Visualizing Complex Science (Daniel Mietchen, PhD; Raphael Wimmer; and Nils Dagsson Moskopp): Many aspects critical to understanding science, experiments, and the natural world are hard to convey using only words and diagrams. Good-quality multimedia can help make that understanding easier. Daniel Mietchen and his group created the Open Access Media Importer (OAMI), a bot that can find and download supplementary multimedia files from reusably licensed open access research articles deposited in PubMed Central and uploads them to Wikimedia Commons, the media repository used by the Wikipedias and their sister projects. To date, the bot has uploaded more than 14,000 files that are being used in more than 200 English Wikipedia articles and many more in other languages that together garner about three million monthly views.
“We want people to play around with scientific materials and to engage with scientific processes,” said Daniel Mietchen. “Scientific research should play a more public role in our society, and open licenses greatly facilitate that. We are glad that the award highlights the value of reusing, revising, remixing, and redistributing open access materials.”
As award recipients, these individuals and teams are being honored for addressing a real-world challenge by reusing previously published open access research to make a difference in science, medicine, business, technology, or society as a whole. Open access is the free, immediate, online availability of articles, coupled with the rights to use these articles fully as long as the author and the original source are properly attributed.
Video interviews of the winning recipients and honorable mentions, as well as additional information about the program, are available on the ASAP website.
The ASAP program sponsors share a commitment to affect policy and public understanding to support the adoption of open access.

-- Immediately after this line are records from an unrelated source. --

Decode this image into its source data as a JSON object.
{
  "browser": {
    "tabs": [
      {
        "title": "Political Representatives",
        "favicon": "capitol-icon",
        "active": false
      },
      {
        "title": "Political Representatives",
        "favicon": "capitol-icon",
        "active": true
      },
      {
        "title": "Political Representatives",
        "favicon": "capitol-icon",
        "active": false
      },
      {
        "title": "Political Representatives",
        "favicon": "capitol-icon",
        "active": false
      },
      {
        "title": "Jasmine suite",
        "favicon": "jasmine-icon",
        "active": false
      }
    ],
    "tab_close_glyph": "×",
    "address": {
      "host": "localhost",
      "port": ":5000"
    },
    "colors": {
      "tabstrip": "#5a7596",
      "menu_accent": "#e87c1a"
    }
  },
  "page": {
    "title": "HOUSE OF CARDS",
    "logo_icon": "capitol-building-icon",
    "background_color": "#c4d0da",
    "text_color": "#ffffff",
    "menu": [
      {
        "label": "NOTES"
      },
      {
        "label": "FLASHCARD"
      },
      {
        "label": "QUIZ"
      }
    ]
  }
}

They include the Association of College & Research Libraries (ACRL), the Association of Research Libraries (ARL), Co-Action Publishing, Copernicus Publications, Creative Commons, the Directory of Open Access Journals (DOAJ), Doris Duke Charitable Trust, Electronic Information for Libraries (EIFL), eLife, Hindawi, Health Research Alliance (HRA), Howard Hughes Medical Institute, ImpactStory, Jisc, Max Planck Society for the Advancement of Science, Mendeley, Microsoft Research, the Open Access Scholarly Publishers Association (OASPA), Research Councils UK (RCUK), Research Libraries UK (RLUK), Social Science Research Network (SSRN), the Scholarly Publishing and Academic Resources Coalition (SPARC), SURF (Netherlands), the World Bank, and major sponsors Google, PLOS, and the Wellcome Trust.
The Association of Research Libraries (ARL) is a nonprofit organization of 125 research libraries in the US and Canada. Its mission is to influence the changing environment of scholarly communication and the public policies that affect research libraries and the diverse communities they serve. ARL pursues this mission by advancing the goals of its member research libraries, providing leadership in public and information policy to the scholarly and higher education communities, fostering the exchange of ideas and expertise, facilitating the emergence of new roles for research libraries, and shaping a future environment that leverages its interests with those of allied organizations. ARL is on the web at http://www.arl.org/.